(Saved entries)

*-*-*

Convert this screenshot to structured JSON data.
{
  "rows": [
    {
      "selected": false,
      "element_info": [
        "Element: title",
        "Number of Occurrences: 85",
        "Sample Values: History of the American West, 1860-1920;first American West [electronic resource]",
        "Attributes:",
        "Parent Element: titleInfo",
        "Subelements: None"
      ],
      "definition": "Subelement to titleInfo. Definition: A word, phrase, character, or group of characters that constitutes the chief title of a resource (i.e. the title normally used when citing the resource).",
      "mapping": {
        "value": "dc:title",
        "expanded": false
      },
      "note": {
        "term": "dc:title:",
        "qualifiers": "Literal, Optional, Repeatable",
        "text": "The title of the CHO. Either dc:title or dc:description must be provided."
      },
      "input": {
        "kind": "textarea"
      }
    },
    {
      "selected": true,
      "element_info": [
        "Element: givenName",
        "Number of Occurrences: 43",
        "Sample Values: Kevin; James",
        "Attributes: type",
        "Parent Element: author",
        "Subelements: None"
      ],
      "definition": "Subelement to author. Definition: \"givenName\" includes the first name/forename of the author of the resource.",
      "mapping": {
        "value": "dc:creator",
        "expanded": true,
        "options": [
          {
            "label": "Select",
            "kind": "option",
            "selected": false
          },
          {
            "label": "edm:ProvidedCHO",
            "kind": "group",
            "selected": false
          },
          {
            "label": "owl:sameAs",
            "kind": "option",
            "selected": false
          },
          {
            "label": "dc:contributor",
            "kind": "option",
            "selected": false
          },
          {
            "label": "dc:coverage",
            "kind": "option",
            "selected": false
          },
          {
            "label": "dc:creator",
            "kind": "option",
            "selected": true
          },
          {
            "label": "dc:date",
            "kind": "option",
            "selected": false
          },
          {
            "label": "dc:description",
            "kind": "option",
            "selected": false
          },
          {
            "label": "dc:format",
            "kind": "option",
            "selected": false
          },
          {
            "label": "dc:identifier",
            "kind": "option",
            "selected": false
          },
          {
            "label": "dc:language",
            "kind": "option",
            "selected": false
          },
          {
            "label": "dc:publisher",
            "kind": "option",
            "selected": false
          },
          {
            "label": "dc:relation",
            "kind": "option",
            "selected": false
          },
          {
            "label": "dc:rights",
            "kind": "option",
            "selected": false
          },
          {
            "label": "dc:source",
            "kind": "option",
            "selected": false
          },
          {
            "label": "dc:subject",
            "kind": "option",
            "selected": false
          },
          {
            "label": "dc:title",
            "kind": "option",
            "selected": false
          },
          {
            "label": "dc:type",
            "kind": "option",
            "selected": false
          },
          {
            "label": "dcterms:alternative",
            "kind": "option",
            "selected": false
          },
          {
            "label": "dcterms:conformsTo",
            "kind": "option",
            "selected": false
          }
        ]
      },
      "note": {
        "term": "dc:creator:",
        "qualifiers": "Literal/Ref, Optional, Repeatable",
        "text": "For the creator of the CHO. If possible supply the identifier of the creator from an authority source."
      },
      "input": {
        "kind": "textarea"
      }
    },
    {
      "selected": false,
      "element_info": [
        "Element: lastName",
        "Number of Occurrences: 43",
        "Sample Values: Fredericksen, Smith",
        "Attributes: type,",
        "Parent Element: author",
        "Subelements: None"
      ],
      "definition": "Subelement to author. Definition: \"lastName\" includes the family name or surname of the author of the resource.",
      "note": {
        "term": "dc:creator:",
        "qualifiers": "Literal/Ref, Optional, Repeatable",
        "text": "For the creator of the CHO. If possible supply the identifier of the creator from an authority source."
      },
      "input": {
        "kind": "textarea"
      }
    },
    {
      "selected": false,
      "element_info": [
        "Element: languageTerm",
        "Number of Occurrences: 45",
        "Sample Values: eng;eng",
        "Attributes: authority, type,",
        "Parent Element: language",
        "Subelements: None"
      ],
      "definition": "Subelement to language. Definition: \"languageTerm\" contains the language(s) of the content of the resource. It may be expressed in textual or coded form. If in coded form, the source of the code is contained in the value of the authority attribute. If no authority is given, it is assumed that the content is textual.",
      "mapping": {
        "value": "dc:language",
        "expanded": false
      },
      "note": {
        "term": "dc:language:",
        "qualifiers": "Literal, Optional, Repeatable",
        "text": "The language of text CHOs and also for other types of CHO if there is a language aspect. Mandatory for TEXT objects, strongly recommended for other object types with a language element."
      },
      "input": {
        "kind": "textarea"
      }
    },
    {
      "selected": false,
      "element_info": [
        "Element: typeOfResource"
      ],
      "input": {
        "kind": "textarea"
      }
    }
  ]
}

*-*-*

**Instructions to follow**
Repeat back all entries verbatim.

**Final answer**
Convert this screenshot to structured JSON data.
{
  "rows": [
    {
      "selected": false,
      "element_info": [
        "Element: title",
        "Number of Occurrences: 85",
        "Sample Values: History of the American West, 1860-1920;first American West [electronic resource]",
        "Attributes:",
        "Parent Element: titleInfo",
        "Subelements: None"
      ],
      "definition": "Subelement to titleInfo. Definition: A word, phrase, character, or group of characters that constitutes the chief title of a resource (i.e. the title normally used when citing the resource).",
      "mapping": {
        "value": "dc:title",
        "expanded": false
      },
      "note": {
        "term": "dc:title:",
        "qualifiers": "Literal, Optional, Repeatable",
        "text": "The title of the CHO. Either dc:title or dc:description must be provided."
      },
      "input": {
        "kind": "textarea"
      }
    },
    {
      "selected": true,
      "element_info": [
        "Element: givenName",
        "Number of Occurrences: 43",
        "Sample Values: Kevin; James",
        "Attributes: type",
        "Parent Element: author",
        "Subelements: None"
      ],
      "definition": "Subelement to author. Definition: \"givenName\" includes the first name/forename of the author of the resource.",
      "mapping": {
        "value": "dc:creator",
        "expanded": true,
        "options": [
          {
            "label": "Select",
            "kind": "option",
            "selected": false
          },
          {
            "label": "edm:ProvidedCHO",
            "kind": "group",
            "selected": false
          },
          {
            "label": "owl:sameAs",
            "kind": "option",
            "selected": false
          },
          {
            "label": "dc:contributor",
            "kind": "option",
            "selected": false
          },
          {
            "label": "dc:coverage",
            "kind": "option",
            "selected": false
          },
          {
            "label": "dc:creator",
            "kind": "option",
            "selected": true
          },
          {
            "label": "dc:date",
            "kind": "option",
            "selected": false
          },
          {
            "label": "dc:description",
            "kind": "option",
            "selected": false
          },
          {
            "label": "dc:format",
            "kind": "option",
            "selected": false
          },
          {
            "label": "dc:identifier",
            "kind": "option",
            "selected": false
          },
          {
            "label": "dc:language",
            "kind": "option",
            "selected": false
          },
          {
            "label": "dc:publisher",
            "kind": "option",
            "selected": false
          },
          {
            "label": "dc:relation",
            "kind": "option",
            "selected": false
          },
          {
            "label": "dc:rights",
            "kind": "option",
            "selected": false
          },
          {
            "label": "dc:source",
            "kind": "option",
            "selected": false
          },
          {
            "label": "dc:subject",
            "kind": "option",
            "selected": false
          },
          {
            "label": "dc:title",
            "kind": "option",
            "selected": false
          },
          {
            "label": "dc:type",
            "kind": "option",
            "selected": false
          },
          {
            "label": "dcterms:alternative",
            "kind": "option",
            "selected": false
          },
          {
            "label": "dcterms:conformsTo",
            "kind": "option",
            "selected": false
          }
        ]
      },
      "note": {
        "term": "dc:creator:",
        "qualifiers": "Literal/Ref, Optional, Repeatable",
        "text": "For the creator of the CHO. If possible supply the identifier of the creator from an authority source."
      },
      "input": {
        "kind": "textarea"
      }
    },
    {
      "selected": false,
      "element_info": [
        "Element: lastName",
        "Number of Occurrences: 43",
        "Sample Values: Fredericksen, Smith",
        "Attributes: type,",
        "Parent Element: author",
        "Subelements: None"
      ],
      "definition": "Subelement to author. Definition: \"lastName\" includes the family name or surname of the author of the resource.",
      "note": {
        "term": "dc:creator:",
        "qualifiers": "Literal/Ref, Optional, Repeatable",
        "text": "For the creator of the CHO. If possible supply the identifier of the creator from an authority source."
      },
      "input": {
        "kind": "textarea"
      }
    },
    {
      "selected": false,
      "element_info": [
        "Element: languageTerm",
        "Number of Occurrences: 45",
        "Sample Values: eng;eng",
        "Attributes: authority, type,",
        "Parent Element: language",
        "Subelements: None"
      ],
      "definition": "Subelement to language. Definition: \"languageTerm\" contains the language(s) of the content of the resource. It may be expressed in textual or coded form. If in coded form, the source of the code is contained in the value of the authority attribute. If no authority is given, it is assumed that the content is textual.",
      "mapping": {
        "value": "dc:language",
        "expanded": false
      },
      "note": {
        "term": "dc:language:",
        "qualifiers": "Literal, Optional, Repeatable",
        "text": "The language of text CHOs and also for other types of CHO if there is a language aspect. Mandatory for TEXT objects, strongly recommended for other object types with a language element."
      },
      "input": {
        "kind": "textarea"
      }
    },
    {
      "selected": false,
      "element_info": [
        "Element: typeOfResource"
      ],
      "input": {
        "kind": "textarea"
      }
    }
  ]
}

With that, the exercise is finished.